It’s been suggested that Sanger’s opinions are at odds with Wikipedia’s policy of “radical openness.” In his conclusion, Sanger says they are not, and that openess does not require disrespect. He doubts that his suggestions will be implemented at Wikipedia, and supposes that a project fork will eventually occur so that a vetted version of Wikipedia can be developed.


Shirky, Clay. “K5 Article on Wikipedia Anti-Elitism”. Many 2 Many. 3 Jan. 2005. 10 June 2005.

In response to the Sanger piece, Shirky claims that Wikipedia’s anti-elitism is a feature, not a flaw. He responds to Sanger point-by-point:

He ends with the warning that Wikipedia and Britannica are not comparable, but are different things entirely. Wikipedia, as a real-time open application, is capable of things that Britannica is not, and vice versa. In five years, he claims, Wikipedia will be “essential infrastructure.”

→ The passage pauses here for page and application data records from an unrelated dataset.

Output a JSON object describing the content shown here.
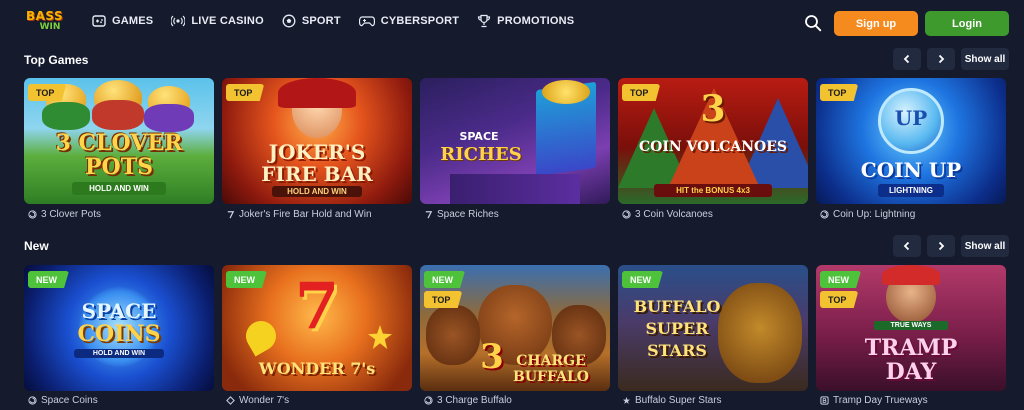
{
  "header": {
    "logo_line1": "BASS",
    "logo_line2": "WIN",
    "nav": [
      {
        "label": "GAMES",
        "icon": "gamepad-icon"
      },
      {
        "label": "LIVE CASINO",
        "icon": "broadcast-icon"
      },
      {
        "label": "SPORT",
        "icon": "soccer-ball-icon"
      },
      {
        "label": "CYBERSPORT",
        "icon": "controller-icon"
      },
      {
        "label": "PROMOTIONS",
        "icon": "trophy-icon"
      }
    ],
    "signup_label": "Sign up",
    "login_label": "Login",
    "accent_orange": "#f58a1f",
    "accent_green": "#3f9a2e"
  },
  "sections": [
    {
      "title": "Top Games",
      "show_all": "Show all",
      "games": [
        {
          "name": "3 Clover Pots",
          "badges": [
            "TOP"
          ],
          "art_line1": "3 CLOVER",
          "art_line2": "POTS",
          "art_line3": "HOLD AND WIN"
        },
        {
          "name": "Joker's Fire Bar Hold and Win",
          "badges": [
            "TOP"
          ],
          "art_line1": "JOKER'S",
          "art_line2": "FIRE BAR",
          "art_line3": "HOLD AND WIN"
        },
        {
          "name": "Space Riches",
          "badges": [],
          "art_line1": "SPACE",
          "art_line2": "RICHES",
          "art_line3": ""
        },
        {
          "name": "3 Coin Volcanoes",
          "badges": [
            "TOP"
          ],
          "art_line1": "3",
          "art_line2": "COIN VOLCANOES",
          "art_line3": "HIT the BONUS 4x3"
        },
        {
          "name": "Coin Up: Lightning",
          "badges": [
            "TOP"
          ],
          "art_line1": "UP",
          "art_line2": "COIN UP",
          "art_line3": "LIGHTNING"
        }
      ]
    },
    {
      "title": "New",
      "show_all": "Show all",
      "games": [
        {
          "name": "Space Coins",
          "badges": [
            "NEW"
          ],
          "art_line1": "SPACE",
          "art_line2": "COINS",
          "art_line3": "HOLD AND WIN"
        },
        {
          "name": "Wonder 7's",
          "badges": [
            "NEW"
          ],
          "art_line1": "7",
          "art_line2": "WONDER 7's",
          "art_line3": ""
        },
        {
          "name": "3 Charge Buffalo",
          "badges": [
            "NEW",
            "TOP"
          ],
          "art_line1": "3",
          "art_line2": "CHARGE",
          "art_line3": "BUFFALO"
        },
        {
          "name": "Buffalo Super Stars",
          "badges": [
            "NEW"
          ],
          "art_line1": "BUFFALO",
          "art_line2": "SUPER",
          "art_line3": "STARS"
        },
        {
          "name": "Tramp Day Trueways",
          "badges": [
            "NEW",
            "TOP"
          ],
          "art_line1": "TRUE WAYS",
          "art_line2": "TRAMP",
          "art_line3": "DAY"
        }
      ]
    }
  ]
}
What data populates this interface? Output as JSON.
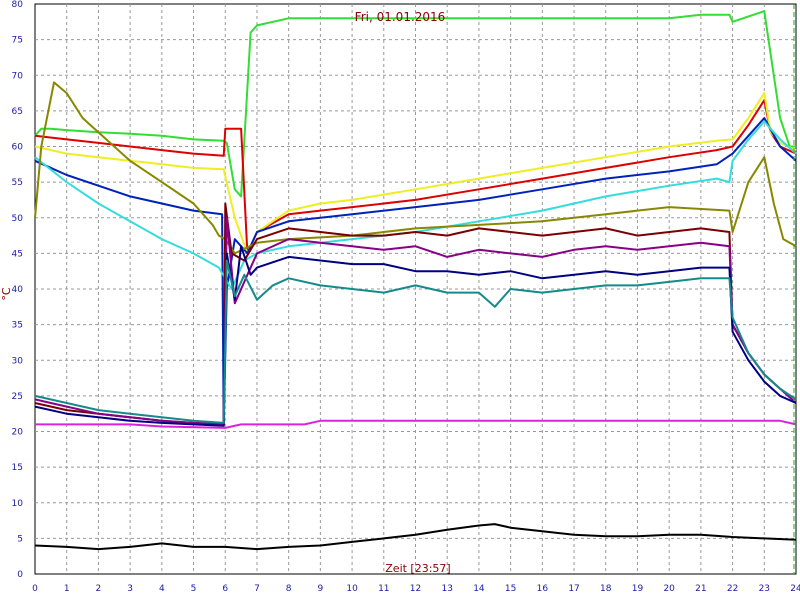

(Same-day link post at BoingBoing.)

Posted by kenne329 at June 10, 2005 1:54 PM | Authority | Blog Posts | Webzines | Wikipedia